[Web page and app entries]
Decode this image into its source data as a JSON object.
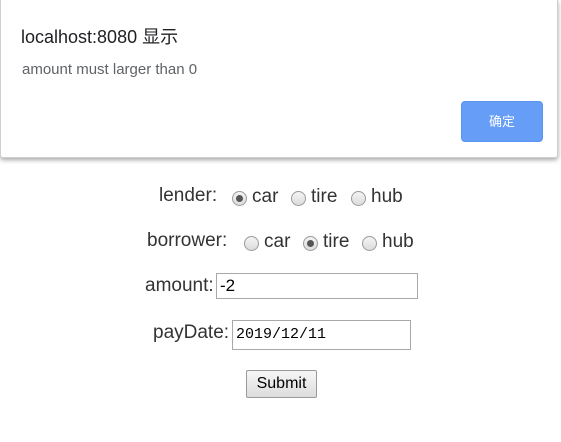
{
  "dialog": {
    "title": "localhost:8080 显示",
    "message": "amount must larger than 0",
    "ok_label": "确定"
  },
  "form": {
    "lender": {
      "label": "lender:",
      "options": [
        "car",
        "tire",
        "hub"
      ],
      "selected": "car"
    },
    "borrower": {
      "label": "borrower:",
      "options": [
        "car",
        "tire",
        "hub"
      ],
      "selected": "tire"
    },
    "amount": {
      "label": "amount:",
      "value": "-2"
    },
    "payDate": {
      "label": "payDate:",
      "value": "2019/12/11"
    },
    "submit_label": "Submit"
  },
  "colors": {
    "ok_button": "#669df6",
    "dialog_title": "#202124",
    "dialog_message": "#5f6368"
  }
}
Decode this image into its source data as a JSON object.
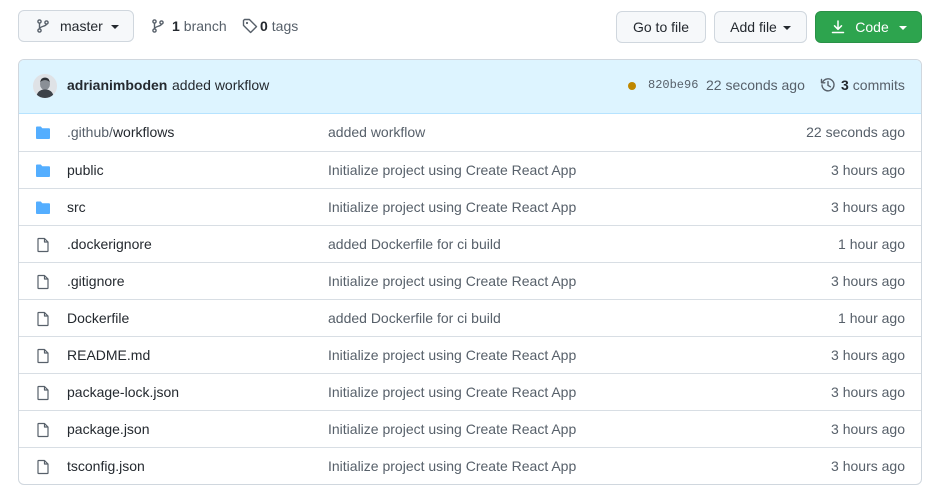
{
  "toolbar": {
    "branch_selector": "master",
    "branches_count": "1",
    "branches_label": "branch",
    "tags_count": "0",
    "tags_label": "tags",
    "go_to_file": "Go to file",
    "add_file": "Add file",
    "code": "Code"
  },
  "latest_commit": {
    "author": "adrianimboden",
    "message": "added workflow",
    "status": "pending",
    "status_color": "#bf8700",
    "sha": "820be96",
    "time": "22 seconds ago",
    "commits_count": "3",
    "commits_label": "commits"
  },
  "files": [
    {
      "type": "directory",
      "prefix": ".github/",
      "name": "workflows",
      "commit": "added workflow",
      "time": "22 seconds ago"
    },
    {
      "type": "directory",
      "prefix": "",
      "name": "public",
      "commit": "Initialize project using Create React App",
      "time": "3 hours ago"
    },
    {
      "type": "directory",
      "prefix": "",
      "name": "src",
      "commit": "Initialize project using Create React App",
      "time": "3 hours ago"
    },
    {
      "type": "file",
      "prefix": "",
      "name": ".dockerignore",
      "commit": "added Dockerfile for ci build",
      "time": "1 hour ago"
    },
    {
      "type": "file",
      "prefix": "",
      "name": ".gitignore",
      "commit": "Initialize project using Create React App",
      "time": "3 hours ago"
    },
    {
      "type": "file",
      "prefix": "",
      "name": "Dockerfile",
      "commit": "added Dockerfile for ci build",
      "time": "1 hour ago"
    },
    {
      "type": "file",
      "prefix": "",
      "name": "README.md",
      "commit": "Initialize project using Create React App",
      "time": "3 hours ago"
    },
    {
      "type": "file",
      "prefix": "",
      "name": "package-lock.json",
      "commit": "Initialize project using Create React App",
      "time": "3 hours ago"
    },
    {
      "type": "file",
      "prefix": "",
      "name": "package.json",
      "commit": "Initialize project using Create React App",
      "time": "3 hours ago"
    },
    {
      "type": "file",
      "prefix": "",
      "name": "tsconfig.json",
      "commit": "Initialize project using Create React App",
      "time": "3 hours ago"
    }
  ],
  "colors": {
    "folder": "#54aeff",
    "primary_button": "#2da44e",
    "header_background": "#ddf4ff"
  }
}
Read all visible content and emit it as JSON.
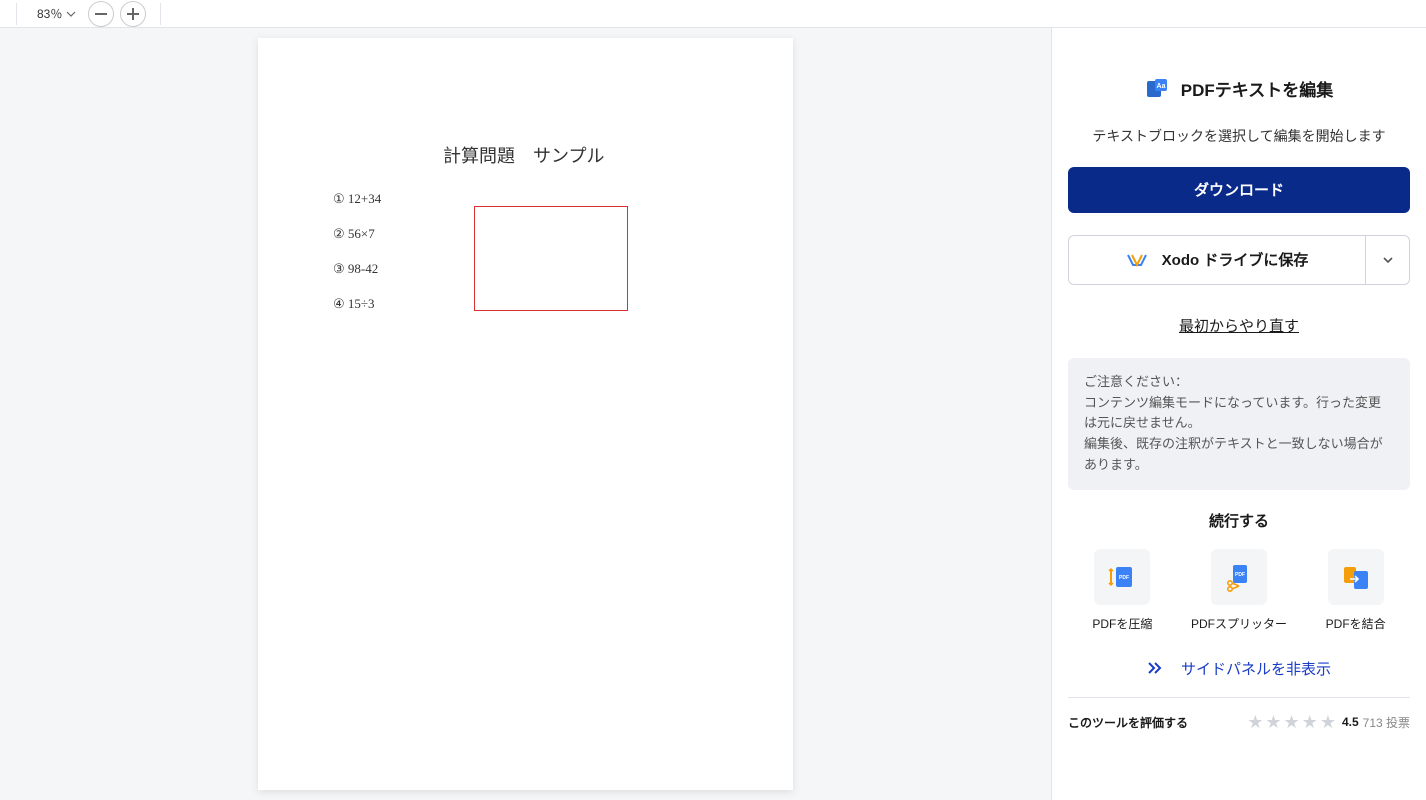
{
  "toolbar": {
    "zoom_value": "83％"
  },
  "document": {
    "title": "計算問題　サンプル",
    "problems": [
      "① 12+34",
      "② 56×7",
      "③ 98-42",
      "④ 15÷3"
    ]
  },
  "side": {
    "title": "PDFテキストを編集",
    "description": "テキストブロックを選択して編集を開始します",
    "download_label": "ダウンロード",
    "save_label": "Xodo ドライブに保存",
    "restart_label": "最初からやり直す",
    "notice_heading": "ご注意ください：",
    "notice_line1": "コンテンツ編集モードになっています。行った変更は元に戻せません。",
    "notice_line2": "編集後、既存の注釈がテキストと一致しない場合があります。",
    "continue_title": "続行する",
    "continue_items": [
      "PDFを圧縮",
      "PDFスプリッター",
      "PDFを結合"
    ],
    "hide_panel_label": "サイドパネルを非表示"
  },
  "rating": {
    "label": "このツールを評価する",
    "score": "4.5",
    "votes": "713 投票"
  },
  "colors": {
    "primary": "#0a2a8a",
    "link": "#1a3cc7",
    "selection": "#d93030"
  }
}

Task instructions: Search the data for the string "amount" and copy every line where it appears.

Answer box:
    "message": "amount must larger than 0",
    "amount": {
      "label": "amount:",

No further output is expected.